GT500 and GT300 veteran Björn Wirdheim is back after a year and a half away from the series, driving the #22 R’Qs Motor Sports AMG GT3 with Hisashi Wada and Masaki Jyonai in a one-off appearance. The back-to-back GT300 vice-champion with Gainer might need a miracle to get his teammates into the points, yes, but it’ll be a welcome return for the Swede to the Super GT paddock all the same.
Watch for Alessio Picariello as well, in the #21 Hitotsuyama Audi R8 LMS (with Richard Lyons/Ryuichiro Tomita), which came back from a puncture to finish 8th in Fuji this May.
Several teams that elected to stay home instead of traveling to Thailand return to action, including the #5 Advics Mach Syaken Toyota MC86 (Natsu Sakaguchi/Yuya Hiraki/Ryohei Sakaguchi), which finished 2nd in its last appearance at Suzuka, and like the #25 Hoppy 86 MC, has a knack for maximizing double-stints on a single set of tyres. This could also be a great place for the #720 McLaren Customer Racing Japan 720S GT3 (Seiji Ara/Álex Palou) to score its first points, especially after rookie Palou put on a Super Formula masterclass at Fuji just a few short weeks ago.
The 2019 Fuji GT 500 Mile Race promises to be a classic, starting this Sunday at 1:30 PM JST (local time), 5:30 AM BST (UK & Ireland), 6:30 AM CEST (Western & Central Europe), 12:30 AM EDT (Eastern US & Canada). It’s an endurance race you won’t want to miss!
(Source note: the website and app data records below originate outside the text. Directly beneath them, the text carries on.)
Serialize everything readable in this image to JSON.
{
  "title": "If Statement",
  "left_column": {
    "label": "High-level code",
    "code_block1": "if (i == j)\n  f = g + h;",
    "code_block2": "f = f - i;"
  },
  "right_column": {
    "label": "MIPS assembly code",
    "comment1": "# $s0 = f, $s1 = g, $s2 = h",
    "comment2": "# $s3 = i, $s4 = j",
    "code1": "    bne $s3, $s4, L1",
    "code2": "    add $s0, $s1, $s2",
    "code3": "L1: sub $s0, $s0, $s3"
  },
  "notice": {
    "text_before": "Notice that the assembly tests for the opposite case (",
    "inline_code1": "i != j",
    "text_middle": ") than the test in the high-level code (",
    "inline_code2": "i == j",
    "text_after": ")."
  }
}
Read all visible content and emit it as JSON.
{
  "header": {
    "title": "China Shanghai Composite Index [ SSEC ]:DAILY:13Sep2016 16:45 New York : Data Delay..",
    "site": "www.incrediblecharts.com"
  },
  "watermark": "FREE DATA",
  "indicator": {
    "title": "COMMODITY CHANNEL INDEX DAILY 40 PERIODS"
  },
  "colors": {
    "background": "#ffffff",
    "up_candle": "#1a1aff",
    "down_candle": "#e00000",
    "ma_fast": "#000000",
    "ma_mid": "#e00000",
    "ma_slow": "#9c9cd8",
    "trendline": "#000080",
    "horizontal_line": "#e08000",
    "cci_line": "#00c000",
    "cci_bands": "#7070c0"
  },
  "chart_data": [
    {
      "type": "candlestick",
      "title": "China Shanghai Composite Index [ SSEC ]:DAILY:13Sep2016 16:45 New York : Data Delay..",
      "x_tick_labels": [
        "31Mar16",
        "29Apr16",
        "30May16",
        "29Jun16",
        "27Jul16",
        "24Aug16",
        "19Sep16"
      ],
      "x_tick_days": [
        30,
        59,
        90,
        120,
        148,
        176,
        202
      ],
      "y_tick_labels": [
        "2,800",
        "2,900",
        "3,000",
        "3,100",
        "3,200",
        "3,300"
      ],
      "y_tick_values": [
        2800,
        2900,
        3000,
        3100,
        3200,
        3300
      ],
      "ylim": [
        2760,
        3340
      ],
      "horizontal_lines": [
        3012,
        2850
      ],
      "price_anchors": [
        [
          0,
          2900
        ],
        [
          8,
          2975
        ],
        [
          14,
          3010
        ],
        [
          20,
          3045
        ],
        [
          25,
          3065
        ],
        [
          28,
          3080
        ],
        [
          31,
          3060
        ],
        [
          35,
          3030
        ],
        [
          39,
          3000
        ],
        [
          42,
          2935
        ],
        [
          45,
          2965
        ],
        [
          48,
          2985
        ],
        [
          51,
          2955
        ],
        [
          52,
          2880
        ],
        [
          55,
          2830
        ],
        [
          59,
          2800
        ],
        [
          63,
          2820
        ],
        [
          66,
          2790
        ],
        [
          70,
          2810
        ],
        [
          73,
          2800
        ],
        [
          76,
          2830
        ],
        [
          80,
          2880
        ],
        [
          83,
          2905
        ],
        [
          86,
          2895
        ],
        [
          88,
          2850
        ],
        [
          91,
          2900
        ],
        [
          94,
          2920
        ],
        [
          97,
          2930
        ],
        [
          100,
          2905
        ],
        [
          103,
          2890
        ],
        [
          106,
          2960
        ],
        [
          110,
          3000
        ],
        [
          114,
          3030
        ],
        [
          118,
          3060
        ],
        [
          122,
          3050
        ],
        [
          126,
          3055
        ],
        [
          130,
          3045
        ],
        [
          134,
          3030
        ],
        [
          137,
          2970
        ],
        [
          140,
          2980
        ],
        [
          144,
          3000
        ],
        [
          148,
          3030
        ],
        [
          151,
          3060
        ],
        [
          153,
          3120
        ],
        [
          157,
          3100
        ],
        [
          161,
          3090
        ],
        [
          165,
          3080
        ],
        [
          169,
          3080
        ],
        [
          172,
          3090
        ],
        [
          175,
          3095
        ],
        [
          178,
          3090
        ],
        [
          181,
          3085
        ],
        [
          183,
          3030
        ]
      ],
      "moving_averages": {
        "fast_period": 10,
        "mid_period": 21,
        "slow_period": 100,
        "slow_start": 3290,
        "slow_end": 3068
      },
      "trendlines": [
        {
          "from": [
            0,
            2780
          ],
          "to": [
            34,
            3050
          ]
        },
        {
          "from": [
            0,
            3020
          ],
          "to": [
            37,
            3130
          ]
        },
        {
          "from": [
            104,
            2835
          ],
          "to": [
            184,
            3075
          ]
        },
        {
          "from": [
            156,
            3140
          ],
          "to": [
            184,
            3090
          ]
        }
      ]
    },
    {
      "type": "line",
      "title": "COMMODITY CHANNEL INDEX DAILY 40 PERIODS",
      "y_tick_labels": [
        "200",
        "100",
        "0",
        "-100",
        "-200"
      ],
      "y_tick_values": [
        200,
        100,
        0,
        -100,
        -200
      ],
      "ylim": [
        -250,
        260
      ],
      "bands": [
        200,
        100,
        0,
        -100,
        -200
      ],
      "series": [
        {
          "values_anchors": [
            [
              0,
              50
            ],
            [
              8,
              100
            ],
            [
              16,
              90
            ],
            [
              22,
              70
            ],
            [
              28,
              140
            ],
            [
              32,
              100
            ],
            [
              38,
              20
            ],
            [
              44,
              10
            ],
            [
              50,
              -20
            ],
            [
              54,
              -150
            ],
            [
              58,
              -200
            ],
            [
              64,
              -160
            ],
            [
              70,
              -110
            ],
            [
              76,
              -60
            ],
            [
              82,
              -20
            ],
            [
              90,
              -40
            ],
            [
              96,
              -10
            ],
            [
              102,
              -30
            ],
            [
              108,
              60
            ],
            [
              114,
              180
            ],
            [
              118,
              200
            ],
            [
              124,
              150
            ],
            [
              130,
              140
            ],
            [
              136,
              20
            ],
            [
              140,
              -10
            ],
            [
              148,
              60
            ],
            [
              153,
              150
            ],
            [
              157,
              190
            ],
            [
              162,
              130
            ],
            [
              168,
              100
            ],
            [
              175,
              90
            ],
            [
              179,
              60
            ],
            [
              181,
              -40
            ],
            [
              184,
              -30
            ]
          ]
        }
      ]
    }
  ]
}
Images courtesy of Toyota, Nissan, Aston Martin, and Pierre-Laurent Ribault